A great shadow swept over me and away, a dark form swiftly heading toward the gathering behind the bushes.
Cooper’s hawks specialize in capturing other birds. They are masters of the element of surprise.
This one made that clear.
Its path over me carried it in an abrupt descent toward the bushes, a rapid approach just below the height of the shrubs that kept it from being seen by the other birds. From behind I watched it with the sudden idea that it would run headlong into the foliage.
At the last moment, just when it seemed it would indeed become entangled in the greenery, the hunter turned on its side and quickly arced up and over the bushes into a breathtaking nosedive right into the middle of the feeding frenzy.
It looked like a bomb had gone off inside a birdcage.
Wings fluttered, squawks and screams filled the air, and birds flew in every direction.
Talons still empty, the hawk looped up into the air and made a tight turn as it gave chase after a blue jay who fled toward a nearby tree.
The brilliant cyan and black and white vanished quickly into the tree’s upper branches with the hawk right behind it. Yet again at the last minute, the hawk turned and swept up over the tree so near to it that the leaves rustled from the passing of its wings.
It then flew over the tree a second time before climbing over the treetops and out of sight.
In the few seconds it took for this to happen, I was offered several stunningly clear and close views of the predator, and I witnessed maneuvers so impressive that I realized only afterward that I had held my breath the entire time.
— — — — — — — — — —
From a few months ago…
A cloudy day. The sky a nondescript slate with featureless clouds that made it impossible to know where above them the sun hid.

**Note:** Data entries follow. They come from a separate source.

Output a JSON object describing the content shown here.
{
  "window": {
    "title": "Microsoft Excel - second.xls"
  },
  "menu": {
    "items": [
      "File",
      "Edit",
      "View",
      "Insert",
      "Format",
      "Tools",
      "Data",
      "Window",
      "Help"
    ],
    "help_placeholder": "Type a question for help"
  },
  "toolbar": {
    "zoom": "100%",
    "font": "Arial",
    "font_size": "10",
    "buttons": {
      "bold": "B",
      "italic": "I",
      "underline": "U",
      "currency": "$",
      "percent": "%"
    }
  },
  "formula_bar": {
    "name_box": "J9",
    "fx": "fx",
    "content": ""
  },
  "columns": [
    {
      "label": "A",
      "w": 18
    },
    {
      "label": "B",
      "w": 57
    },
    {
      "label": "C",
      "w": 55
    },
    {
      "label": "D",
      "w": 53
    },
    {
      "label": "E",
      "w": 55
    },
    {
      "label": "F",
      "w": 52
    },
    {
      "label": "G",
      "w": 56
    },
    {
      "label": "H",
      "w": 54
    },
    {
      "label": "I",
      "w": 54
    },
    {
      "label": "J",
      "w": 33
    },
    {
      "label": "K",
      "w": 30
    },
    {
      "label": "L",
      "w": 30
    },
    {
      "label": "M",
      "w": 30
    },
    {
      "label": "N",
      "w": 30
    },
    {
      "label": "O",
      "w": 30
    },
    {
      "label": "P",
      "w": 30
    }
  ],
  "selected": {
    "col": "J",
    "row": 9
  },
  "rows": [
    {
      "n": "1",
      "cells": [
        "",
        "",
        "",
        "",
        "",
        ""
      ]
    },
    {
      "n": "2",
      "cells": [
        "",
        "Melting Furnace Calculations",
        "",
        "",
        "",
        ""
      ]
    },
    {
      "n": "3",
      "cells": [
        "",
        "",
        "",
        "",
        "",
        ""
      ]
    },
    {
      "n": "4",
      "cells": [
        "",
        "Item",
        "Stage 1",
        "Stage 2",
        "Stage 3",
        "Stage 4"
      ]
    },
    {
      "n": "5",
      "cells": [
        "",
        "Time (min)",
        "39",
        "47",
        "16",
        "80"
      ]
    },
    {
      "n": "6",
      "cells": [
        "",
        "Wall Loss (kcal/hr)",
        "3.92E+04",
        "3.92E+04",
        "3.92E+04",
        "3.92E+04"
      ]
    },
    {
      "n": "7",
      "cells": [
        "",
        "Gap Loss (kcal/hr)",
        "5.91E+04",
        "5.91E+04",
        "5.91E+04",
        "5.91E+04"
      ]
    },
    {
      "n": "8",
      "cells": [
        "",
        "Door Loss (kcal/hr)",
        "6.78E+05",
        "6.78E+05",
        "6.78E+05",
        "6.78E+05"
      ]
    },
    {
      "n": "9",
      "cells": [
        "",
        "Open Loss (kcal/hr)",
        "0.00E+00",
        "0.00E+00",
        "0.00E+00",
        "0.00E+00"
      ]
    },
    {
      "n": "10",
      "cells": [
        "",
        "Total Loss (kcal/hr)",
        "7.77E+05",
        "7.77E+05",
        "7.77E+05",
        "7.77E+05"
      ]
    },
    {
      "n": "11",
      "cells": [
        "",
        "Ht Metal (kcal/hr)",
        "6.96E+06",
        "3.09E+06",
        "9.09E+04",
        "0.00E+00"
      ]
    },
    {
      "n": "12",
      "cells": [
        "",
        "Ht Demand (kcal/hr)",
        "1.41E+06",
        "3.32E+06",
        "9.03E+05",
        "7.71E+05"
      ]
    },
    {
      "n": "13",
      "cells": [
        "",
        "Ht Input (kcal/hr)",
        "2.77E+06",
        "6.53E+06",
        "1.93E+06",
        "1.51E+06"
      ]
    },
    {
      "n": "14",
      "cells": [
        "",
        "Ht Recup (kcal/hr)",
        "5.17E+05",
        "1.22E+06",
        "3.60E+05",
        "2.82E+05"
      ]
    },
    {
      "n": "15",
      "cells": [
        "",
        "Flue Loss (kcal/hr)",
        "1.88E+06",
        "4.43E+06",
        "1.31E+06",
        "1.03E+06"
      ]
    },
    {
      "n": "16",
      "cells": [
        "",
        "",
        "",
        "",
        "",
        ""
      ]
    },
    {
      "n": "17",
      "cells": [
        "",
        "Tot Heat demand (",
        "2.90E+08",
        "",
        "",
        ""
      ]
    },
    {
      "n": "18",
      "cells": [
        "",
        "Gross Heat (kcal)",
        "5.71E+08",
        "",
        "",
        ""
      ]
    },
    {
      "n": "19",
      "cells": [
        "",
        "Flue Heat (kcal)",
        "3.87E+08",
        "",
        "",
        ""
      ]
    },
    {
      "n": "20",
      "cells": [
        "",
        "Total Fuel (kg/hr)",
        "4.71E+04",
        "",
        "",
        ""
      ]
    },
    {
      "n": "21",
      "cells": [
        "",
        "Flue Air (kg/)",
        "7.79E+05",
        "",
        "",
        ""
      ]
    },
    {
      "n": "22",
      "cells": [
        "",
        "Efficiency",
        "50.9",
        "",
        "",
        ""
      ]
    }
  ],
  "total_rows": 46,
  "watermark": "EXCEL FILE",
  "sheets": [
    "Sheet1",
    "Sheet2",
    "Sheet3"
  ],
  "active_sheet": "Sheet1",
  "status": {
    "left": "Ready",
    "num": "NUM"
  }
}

Sipping an ale and standing quietly, I heard the telltale warning of squirrels in the distance, then more nearer my location, then the screeching of mockingbirds telling an enemy that it has been seen.
Muffled by the constant breeze and foliage sucking the sound from the air like a green vampire, I looked this way and that trying to isolate the direction of this commotion.
To my right.
I turned, looked, saw.
A mourning dove soared by at eye level, its course carrying it in a tight approach to the tree outside the patio fence.
An arm’s length behind it soared a red-tailed hawk, wings held wide, feathers splayed like fingers, tail expertly rippling from side to side to help control speed and direction. It seemed to be closing the gap on the dove, a result of the direct line of flight that had carried them to my realm.
Gaining on the hawk was a mockingbird giving chase. The well-being of the dove meant little, I’m sure, but a mockingbird does not suffer the presence of any threat no matter its form.
The disparity in sizes from small to large to small made for a fascinating view, especially with the nimble speed with which this avian train approached and passed me. And their nearness—just outside the fence and low to the ground—offered me a grand opportunity to witness the pursuit.
Passing the tree at a rapid pace, the dove made a tight turn—much tighter than the hawk could accomplish—and accelerated around the corner of the patio and toward the cover of trees. The massive predator attempted a short arc so that it could remain behind the prey, but its larger form caused it to sweep away from the dove.
That moment of hesitation and uncertainty by the hunter gave the third pursuer the moment it needed. Its feet held out as thought to land, the mockingbird struck the hawk in the middle of the back.
This served to push the hawk further away from the turn it was attempting, at which point it quickly rotated in the opposite direction and headed up over the trees surrounding the nearby creek. It knew the element of surprise had been lost, the opportunity to catch the dove with speed becoming nothing more than a distant hope fading into the past.
And for its part, the mockingbird remained behind its larger avian cousin. Both vanished behind the treeline.
I barely had time to realize what was happening before the encounter ended.